---------- Records shown ----------
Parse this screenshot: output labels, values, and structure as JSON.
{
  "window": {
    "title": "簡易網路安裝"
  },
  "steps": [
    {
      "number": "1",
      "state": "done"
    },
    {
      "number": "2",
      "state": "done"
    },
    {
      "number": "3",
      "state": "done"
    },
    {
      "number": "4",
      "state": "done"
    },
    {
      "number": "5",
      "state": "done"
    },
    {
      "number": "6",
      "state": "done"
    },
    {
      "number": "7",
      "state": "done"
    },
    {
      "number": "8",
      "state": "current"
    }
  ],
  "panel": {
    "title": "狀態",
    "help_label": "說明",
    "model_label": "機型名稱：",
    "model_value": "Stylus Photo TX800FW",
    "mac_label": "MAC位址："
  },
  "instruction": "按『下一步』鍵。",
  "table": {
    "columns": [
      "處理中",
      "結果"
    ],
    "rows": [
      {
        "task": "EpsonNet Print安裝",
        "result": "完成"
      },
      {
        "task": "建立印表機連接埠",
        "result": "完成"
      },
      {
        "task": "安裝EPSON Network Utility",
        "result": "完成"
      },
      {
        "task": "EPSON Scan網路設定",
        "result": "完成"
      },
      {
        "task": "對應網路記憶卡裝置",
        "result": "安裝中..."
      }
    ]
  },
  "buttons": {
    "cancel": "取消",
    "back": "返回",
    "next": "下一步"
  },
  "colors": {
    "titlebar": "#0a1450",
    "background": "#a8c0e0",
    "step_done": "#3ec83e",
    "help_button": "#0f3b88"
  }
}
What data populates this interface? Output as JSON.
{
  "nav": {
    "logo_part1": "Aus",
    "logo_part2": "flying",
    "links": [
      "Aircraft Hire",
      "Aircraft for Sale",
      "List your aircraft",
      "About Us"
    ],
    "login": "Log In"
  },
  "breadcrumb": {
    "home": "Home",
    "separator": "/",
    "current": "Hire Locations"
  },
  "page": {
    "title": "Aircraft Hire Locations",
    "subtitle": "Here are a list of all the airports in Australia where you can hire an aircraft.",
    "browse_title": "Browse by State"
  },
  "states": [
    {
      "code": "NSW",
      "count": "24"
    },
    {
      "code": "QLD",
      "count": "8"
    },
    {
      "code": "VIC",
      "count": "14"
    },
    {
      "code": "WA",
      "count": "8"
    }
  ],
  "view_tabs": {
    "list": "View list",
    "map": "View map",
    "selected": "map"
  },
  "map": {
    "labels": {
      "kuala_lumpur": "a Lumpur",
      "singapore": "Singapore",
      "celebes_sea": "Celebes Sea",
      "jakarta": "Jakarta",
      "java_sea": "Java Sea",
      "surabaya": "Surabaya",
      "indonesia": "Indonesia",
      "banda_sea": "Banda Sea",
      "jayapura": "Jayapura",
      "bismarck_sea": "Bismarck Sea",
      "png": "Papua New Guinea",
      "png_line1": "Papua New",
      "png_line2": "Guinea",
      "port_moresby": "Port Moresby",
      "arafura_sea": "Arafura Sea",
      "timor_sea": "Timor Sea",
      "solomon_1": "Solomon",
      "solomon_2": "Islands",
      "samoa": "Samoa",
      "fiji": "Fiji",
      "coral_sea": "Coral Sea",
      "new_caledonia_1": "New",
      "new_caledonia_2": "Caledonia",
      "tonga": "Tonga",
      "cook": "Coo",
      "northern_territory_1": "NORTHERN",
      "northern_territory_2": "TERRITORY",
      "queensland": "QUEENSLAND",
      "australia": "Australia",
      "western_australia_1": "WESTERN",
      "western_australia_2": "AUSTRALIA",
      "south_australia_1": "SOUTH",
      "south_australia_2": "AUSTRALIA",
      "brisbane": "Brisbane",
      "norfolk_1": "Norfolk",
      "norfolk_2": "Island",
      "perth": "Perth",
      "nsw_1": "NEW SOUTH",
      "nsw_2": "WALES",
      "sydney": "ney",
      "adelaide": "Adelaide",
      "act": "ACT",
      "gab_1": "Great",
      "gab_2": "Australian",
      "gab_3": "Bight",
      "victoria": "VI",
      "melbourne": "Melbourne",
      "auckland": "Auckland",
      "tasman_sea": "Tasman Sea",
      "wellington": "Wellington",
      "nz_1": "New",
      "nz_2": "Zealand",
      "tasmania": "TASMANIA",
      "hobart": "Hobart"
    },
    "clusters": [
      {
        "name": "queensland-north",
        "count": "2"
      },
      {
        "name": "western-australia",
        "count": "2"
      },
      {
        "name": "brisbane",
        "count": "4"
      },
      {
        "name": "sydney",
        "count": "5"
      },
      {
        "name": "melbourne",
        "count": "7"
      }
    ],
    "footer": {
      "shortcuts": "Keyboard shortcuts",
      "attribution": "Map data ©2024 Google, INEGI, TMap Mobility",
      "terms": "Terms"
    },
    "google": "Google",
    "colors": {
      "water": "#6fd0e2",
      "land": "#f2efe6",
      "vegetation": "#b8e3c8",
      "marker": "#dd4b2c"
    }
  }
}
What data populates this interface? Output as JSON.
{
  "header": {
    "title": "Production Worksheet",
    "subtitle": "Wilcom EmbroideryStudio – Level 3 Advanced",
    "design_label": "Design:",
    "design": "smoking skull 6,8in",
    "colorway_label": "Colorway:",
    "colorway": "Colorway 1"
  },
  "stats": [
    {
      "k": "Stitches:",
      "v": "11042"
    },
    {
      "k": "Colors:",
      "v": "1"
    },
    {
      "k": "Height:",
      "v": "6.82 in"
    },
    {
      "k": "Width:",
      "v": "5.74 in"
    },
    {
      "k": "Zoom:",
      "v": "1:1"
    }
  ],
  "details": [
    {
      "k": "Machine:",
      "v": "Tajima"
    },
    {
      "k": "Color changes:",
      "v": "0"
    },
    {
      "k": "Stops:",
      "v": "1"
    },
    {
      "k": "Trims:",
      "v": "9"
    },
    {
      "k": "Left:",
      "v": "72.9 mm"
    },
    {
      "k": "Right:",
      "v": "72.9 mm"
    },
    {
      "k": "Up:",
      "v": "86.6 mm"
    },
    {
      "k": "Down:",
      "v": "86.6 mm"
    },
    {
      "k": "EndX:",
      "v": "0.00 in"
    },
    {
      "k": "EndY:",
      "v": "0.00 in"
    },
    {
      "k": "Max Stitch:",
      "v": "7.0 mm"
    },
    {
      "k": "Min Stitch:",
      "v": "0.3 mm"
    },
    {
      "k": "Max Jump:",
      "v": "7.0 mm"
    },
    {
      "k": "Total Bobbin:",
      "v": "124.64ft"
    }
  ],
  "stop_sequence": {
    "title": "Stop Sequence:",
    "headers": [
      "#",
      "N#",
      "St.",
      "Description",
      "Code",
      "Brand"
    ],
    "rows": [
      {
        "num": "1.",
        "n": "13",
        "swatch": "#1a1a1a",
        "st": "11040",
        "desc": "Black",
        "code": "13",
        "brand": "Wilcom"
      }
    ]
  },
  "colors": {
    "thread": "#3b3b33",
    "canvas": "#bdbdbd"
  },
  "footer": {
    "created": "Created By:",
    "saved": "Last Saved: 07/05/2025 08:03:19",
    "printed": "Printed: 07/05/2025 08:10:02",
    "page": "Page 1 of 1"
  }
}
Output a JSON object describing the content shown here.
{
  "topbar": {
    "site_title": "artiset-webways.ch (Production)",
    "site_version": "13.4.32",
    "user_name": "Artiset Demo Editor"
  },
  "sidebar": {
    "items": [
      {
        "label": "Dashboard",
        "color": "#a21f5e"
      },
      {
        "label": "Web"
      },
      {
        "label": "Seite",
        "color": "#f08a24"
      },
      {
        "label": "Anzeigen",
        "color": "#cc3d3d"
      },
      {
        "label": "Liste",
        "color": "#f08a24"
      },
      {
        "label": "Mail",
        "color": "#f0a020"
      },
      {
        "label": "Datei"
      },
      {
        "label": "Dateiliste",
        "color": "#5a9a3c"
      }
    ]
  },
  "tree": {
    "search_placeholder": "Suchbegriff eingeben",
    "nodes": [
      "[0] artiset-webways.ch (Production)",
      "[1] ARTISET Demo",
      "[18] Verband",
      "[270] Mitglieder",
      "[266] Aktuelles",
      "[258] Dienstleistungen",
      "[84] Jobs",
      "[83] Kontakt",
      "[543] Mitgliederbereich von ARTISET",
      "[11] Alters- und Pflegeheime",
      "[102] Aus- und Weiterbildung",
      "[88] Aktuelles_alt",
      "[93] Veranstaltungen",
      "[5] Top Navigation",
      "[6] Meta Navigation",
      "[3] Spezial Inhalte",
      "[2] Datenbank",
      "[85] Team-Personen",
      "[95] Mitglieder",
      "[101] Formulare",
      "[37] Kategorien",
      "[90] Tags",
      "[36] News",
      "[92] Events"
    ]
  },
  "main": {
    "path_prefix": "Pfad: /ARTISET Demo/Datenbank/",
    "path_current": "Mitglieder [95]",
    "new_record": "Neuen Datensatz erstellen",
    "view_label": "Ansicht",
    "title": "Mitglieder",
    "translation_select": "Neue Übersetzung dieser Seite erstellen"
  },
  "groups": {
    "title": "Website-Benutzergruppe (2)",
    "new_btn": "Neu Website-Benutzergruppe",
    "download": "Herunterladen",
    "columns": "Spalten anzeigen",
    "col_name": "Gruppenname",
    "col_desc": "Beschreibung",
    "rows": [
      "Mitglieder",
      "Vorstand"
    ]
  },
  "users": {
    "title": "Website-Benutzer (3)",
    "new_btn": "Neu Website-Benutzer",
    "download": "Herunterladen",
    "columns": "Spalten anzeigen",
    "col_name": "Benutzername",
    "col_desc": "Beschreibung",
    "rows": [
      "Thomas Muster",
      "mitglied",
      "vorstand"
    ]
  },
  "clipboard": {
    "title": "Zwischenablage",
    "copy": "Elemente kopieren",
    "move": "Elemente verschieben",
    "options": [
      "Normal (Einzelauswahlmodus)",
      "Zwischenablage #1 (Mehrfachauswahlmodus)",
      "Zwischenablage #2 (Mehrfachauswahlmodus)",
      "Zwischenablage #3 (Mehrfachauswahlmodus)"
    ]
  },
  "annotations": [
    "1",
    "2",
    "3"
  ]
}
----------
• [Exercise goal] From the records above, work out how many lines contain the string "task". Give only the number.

• [Written answer] 5